I have laughter, and for sure I have friends. I´ve been cultivating an amazing bunch of women in my life who ring true with who they are and I appreciate them immensely. I have a boyfriend who knows all of my facial expressions and the difference in the subtlest shift in my tone of voice, one who knows all of my secrets, who knows and knows and knows, and doesn’t run away from his knowing… And isn’t that what all of us really want? Someone who knows us and doesn’t run away?

You see, I want to be conscious about desire, but on the other hand, there is something enlivening about it, something that provides a little push-pull to my existence that can be used to light up a fire from within. It’s “wanting” that has pushed me to do all that I’ve done with my life, and it’s “wanting” that pushes me to grow a bit more everyday.

There’s a playful dance that can happen with “wanting” and “desiring”, and it’s a good dance, provided we choose to be the ones who lead.

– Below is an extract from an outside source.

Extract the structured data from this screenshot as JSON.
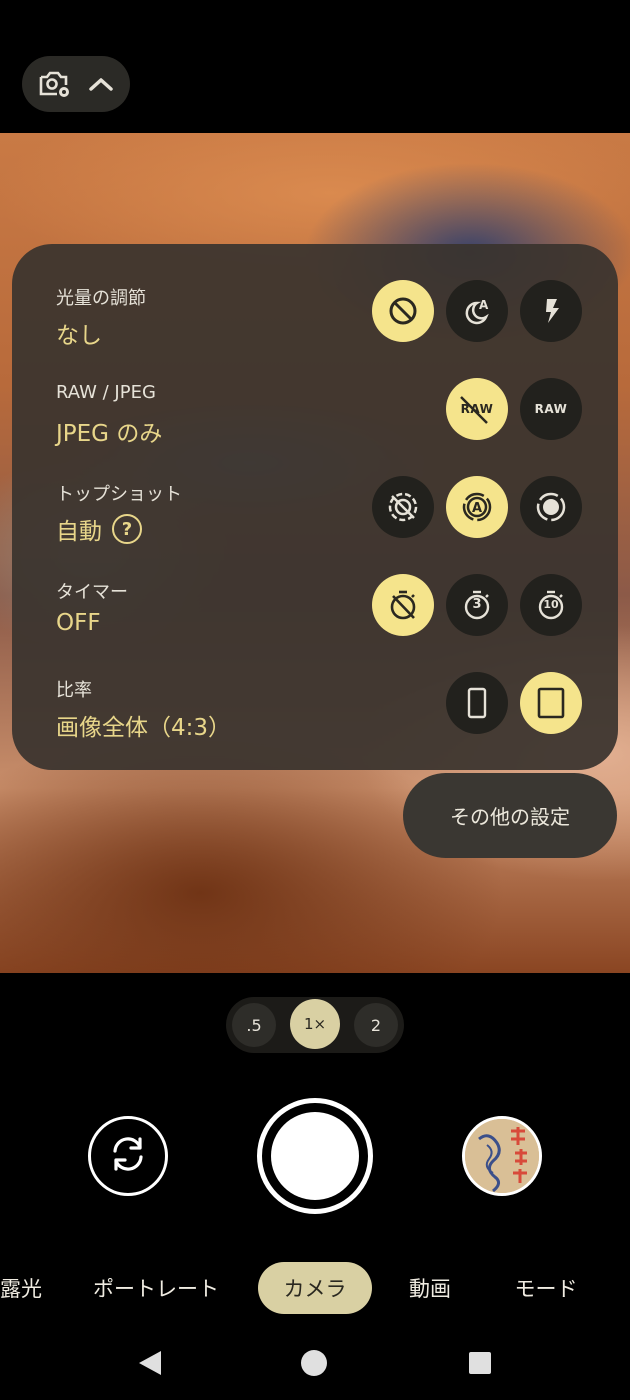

In order to lead, we must drop the comparisons, the attitude of  lack, and we also need to stop pushing away how damn good it is right now, because it isn’t exactly like the stuff over there.

We can rock our “desire” if we use it to appreciate all that it has brought to us thus far. We need to ride it through and through, so it will never stop showing us what else in life there is to explore.

Now, dig in. Go deep.

What sort of things do you want? And what have you got already, that can support you while you explore your wants and desires?


Kate Swoboda is a Life Coach, teacher and writer who works with women from around the world who are interested in living lives of courage, integrity, passion, and power. She’s the author of the Courageous Living Guides and creator of the Courageous Play and Create Stillness retreats. She’s excited about learning languages, reading as many books as she can, getting bendy-stretchy on the yoga mat, the quest for the next amazing chai latte, and running.